8 The NFL scores alone can be used to investigate a variety of questions of interest to sports-minded students. What are typical NFL scores and margins of victory? Is there a home field advantage, and, if so, how can it be quantified? Is there a correlation between the scores of the home team and the visitor?
9 Football fans are well aware that the primary scoring units are a field goal (worth 3 points) and a touchdown with an extra point (worth 7 points). Thus one might expect to see scores like 14, 17, or 24 points more often than 11, 18, or 25. Does this really occur? Similar questions can be raised about the distributions of actual margins of victory and the pointspreads themselves. Do they tend to cluster around 3, 7, and 10 points? Are these trends still apparent in the total points and over/under values?
10 How do the pointspreads relate to the actual game results? Students should find considerably more variation in actual game margins and point totals (when compared to more stable pointspreads and over/under values), but are the distributions centered at similar locations? Note that a departure in the locations of the over/under and actual game total distributions might give the bettor an opportunity to gain an advantage over the oddsmaker.
11 How often does the favored team beat the spread? The oddsmakers would hope for a 50-50 split between favorites and underdogs winning against the spread. Does this occur in practice? Similar questions can be raised about the over/under line and home teams versus visitors.
12 Can we predict future game scores from past game results? This may require somewhat more sophisticated models and/or consideration of time series techniques. Can students come up with a scheme that can pick the winners of games with reliability as good as (or better than) the pointspreads? Even without sophisticated models, students may propose their own betting schemes (e.g., always take the favorite, unless the pointspread is more than 7 points or the underdog is playing at home on a Monday night). The separate files for each season allow models to be fit and tuned for data from one season and then tested on data from another season.
13 The file
nfl.txt is a
documentation file containing a brief description of the
datasets. The following files contain the raw data:
Columns 1 - 9 Date of game 11 - 24 Visiting team name 26 - 27 Visiting team score 30 - 43 Home team name 45 - 46 Home team score 49 - 49 Indicator for overtime games (o or -) 51 - 56 Pointspread (see story for explanation) 61 - 64 Over/Under (see story for explanation)Values are aligned and delimited by blanks.
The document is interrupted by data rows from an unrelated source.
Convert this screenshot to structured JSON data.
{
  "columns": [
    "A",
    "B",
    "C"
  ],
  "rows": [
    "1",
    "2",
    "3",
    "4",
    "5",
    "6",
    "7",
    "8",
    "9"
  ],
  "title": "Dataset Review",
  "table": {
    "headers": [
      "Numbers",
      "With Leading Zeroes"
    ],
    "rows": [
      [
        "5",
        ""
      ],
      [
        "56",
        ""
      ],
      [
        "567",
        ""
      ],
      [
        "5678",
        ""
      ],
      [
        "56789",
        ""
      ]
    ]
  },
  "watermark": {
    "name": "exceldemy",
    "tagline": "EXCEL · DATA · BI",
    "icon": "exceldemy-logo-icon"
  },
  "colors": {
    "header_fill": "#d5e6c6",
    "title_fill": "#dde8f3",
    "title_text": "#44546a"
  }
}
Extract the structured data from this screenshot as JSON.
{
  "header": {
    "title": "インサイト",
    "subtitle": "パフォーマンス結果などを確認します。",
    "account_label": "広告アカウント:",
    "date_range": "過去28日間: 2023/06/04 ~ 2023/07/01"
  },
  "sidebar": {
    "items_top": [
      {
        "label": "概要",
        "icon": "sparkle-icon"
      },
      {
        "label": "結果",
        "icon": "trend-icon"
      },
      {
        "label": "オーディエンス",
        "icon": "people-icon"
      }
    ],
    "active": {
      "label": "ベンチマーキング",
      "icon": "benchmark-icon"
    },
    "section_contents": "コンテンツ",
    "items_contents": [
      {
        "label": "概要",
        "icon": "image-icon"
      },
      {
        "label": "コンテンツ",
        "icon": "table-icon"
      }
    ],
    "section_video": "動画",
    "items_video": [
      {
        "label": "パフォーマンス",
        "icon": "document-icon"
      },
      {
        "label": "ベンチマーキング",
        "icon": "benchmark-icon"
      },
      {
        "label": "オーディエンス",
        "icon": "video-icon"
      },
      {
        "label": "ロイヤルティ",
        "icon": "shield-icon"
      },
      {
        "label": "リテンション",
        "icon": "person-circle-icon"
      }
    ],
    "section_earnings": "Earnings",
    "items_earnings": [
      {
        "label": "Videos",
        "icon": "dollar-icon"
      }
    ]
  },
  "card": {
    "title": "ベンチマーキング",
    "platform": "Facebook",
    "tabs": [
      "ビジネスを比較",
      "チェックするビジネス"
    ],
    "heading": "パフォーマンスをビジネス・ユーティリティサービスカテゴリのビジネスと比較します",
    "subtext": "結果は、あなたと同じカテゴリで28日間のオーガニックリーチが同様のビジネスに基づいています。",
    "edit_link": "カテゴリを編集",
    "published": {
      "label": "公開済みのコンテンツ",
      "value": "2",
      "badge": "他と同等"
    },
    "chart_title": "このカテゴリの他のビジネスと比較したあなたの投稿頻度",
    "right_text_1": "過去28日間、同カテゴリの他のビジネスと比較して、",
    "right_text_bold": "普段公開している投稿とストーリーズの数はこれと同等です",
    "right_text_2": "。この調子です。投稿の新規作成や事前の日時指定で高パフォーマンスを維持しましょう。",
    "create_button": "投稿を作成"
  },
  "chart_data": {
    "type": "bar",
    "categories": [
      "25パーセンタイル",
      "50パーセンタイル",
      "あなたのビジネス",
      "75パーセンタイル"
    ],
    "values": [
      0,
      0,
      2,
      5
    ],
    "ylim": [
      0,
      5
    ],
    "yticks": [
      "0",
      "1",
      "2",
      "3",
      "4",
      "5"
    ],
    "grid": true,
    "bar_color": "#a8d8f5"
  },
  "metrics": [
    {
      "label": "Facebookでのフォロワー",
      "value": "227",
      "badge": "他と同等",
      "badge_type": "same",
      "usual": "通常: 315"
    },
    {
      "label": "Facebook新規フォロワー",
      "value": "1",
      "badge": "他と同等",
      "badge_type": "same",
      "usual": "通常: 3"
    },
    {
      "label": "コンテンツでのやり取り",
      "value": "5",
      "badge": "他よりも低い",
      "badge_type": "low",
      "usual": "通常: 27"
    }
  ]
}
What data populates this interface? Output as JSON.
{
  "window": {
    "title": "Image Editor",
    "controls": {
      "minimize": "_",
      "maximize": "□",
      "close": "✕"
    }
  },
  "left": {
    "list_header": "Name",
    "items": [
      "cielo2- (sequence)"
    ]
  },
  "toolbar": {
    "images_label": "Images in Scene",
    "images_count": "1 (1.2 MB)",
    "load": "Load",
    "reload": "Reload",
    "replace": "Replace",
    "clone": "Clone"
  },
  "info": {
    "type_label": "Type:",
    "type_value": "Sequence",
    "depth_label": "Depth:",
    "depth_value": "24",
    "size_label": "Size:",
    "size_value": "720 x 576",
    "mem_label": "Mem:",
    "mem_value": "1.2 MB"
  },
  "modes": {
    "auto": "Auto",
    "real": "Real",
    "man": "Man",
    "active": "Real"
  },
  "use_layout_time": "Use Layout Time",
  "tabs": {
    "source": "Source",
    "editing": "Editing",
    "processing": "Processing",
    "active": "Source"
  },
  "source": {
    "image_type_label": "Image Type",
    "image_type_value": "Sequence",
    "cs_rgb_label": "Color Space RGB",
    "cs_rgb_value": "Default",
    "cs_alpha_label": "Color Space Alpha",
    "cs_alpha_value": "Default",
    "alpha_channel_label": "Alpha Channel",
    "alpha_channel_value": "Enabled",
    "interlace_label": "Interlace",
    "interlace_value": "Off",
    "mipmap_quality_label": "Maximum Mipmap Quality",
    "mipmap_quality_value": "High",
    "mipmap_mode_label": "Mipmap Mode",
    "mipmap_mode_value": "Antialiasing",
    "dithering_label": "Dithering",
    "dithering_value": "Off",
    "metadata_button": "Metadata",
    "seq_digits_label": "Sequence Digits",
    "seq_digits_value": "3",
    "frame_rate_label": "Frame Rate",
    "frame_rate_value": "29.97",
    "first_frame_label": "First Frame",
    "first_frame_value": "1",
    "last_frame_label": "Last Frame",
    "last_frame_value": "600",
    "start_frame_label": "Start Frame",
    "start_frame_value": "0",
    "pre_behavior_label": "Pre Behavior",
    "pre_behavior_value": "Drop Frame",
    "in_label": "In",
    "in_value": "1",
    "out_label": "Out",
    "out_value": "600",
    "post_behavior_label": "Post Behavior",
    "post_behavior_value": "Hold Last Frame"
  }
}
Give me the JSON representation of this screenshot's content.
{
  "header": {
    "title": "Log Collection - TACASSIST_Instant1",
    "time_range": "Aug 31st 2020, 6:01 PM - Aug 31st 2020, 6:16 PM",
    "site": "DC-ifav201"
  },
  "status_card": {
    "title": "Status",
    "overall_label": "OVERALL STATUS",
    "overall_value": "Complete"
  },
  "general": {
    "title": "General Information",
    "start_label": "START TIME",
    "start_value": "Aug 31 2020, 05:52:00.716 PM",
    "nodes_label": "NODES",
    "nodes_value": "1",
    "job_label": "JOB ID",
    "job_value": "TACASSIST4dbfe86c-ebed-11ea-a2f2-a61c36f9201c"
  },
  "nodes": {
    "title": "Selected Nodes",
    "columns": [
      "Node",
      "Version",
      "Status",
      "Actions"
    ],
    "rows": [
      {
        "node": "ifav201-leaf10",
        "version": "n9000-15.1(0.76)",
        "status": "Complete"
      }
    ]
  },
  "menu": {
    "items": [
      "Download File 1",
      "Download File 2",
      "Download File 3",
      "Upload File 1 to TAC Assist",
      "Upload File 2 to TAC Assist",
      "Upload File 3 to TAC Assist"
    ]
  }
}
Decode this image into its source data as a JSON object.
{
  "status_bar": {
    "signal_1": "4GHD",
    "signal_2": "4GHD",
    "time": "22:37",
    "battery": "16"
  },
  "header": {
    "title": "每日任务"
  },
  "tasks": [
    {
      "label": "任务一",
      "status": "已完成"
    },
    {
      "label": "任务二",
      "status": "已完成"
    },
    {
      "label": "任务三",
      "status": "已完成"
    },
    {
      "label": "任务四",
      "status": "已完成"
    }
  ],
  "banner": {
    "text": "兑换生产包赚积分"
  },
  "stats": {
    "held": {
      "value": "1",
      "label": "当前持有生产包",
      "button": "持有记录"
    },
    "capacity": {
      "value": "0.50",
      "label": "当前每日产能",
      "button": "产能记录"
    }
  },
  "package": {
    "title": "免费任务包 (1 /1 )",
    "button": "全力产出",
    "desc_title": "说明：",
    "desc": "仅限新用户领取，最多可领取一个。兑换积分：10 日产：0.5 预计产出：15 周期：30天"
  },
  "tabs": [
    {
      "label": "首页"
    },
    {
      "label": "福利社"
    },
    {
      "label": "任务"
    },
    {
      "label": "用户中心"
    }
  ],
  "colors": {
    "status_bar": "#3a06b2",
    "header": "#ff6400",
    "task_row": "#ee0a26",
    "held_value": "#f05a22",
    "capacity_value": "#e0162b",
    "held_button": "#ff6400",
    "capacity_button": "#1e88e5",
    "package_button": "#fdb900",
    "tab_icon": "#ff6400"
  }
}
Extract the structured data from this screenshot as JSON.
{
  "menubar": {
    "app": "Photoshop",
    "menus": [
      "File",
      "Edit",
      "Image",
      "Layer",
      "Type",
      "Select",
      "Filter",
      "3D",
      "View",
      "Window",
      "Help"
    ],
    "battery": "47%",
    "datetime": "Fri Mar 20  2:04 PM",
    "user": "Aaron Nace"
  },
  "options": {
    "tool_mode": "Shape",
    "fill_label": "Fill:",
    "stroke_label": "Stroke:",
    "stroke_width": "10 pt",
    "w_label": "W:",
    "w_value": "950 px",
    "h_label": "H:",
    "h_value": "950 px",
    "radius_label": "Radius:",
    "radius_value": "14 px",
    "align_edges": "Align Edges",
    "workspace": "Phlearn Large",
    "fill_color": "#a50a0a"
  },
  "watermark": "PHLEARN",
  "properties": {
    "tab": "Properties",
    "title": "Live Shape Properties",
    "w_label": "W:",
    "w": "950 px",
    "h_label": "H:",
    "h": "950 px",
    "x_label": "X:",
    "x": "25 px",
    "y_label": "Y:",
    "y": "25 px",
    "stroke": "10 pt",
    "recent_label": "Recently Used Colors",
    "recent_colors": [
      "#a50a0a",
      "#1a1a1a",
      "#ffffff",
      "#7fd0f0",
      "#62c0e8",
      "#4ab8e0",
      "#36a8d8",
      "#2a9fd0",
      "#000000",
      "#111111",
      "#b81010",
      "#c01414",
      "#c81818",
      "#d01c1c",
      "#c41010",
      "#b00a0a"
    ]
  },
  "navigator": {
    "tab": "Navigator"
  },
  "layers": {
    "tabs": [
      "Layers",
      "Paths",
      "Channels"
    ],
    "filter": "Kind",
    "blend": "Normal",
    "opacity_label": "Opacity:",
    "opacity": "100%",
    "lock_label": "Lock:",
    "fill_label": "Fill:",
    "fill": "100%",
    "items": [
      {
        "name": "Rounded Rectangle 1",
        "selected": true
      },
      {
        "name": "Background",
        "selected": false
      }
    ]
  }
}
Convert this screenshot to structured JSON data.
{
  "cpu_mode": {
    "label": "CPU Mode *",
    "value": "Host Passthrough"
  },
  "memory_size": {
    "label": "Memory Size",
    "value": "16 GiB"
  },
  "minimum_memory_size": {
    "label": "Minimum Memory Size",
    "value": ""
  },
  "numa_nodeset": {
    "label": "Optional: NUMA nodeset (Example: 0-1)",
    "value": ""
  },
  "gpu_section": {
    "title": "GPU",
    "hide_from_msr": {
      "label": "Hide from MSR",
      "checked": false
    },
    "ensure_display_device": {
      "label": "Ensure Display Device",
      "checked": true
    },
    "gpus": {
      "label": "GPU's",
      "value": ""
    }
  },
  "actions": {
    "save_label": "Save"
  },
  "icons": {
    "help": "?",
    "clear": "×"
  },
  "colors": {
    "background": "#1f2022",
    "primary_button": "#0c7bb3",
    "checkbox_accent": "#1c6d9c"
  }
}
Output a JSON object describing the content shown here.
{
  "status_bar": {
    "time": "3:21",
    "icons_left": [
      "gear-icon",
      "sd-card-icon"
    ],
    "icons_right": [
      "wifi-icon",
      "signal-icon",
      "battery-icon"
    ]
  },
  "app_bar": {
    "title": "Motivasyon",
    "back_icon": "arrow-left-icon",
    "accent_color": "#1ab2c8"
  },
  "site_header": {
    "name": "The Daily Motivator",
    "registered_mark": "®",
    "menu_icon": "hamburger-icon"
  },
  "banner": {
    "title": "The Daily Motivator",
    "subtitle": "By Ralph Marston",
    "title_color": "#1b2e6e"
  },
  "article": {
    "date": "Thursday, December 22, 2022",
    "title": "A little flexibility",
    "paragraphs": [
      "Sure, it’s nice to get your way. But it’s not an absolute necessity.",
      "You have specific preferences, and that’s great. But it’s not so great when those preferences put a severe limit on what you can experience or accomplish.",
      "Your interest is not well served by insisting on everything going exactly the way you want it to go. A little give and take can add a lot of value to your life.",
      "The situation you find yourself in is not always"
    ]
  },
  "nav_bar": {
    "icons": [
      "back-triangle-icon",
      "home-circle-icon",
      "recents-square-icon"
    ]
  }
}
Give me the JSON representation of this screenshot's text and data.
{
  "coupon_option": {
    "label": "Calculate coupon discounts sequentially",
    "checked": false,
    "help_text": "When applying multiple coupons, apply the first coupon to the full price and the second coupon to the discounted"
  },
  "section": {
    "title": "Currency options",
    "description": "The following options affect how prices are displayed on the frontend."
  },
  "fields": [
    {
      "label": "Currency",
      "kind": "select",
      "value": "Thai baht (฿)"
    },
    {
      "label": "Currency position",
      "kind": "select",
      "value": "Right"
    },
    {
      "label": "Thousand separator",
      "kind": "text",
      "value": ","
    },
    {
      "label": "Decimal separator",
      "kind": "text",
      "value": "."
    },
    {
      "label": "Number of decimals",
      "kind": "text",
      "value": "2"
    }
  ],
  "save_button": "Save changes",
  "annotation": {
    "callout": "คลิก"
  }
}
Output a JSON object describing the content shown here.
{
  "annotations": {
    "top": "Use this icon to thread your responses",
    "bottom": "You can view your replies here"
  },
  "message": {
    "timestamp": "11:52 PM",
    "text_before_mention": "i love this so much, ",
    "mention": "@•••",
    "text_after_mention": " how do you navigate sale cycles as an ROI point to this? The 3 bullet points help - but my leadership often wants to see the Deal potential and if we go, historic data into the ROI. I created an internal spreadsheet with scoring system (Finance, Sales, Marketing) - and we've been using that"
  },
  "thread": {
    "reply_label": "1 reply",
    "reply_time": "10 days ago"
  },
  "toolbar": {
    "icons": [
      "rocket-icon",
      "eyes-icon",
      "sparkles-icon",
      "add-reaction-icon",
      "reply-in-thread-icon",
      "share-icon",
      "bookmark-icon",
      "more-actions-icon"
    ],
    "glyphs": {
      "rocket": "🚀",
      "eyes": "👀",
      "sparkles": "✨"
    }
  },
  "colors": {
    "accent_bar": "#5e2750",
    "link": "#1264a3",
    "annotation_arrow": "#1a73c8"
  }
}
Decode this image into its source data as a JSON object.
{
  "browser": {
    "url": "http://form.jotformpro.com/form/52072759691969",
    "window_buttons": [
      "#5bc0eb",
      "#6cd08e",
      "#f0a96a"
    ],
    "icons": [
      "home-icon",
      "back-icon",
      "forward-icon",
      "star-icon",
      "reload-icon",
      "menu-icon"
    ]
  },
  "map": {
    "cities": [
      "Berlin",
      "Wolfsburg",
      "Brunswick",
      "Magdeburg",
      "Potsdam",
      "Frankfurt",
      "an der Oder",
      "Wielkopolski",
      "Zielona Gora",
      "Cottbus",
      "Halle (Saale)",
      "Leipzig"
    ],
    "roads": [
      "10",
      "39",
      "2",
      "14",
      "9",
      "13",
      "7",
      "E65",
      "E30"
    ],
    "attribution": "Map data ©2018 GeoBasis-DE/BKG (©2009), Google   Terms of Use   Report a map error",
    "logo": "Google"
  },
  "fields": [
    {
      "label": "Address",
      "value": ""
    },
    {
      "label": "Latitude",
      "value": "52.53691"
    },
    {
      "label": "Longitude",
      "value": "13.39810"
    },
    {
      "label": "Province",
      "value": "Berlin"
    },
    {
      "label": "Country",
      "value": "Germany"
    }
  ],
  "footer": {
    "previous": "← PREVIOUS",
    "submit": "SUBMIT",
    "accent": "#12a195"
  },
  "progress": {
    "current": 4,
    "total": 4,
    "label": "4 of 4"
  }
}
The teams are the same each year with the following exceptions:
LA Raiders became Oakland in 1995.
LA Rams became St. Louis in 1995.
Carolina and Jacksonville were new teams added in 1995.
Cleveland became Baltimore in 1996.
The last game in each dataset is the Super Bowl, which is played at a neutral site.
The Gold Sheet,
National Sports Services, Inc.,
Introduction To Las Vegas Sports Betting,
Robin H. Lock
St. Lawrence University
Canton, NY 13617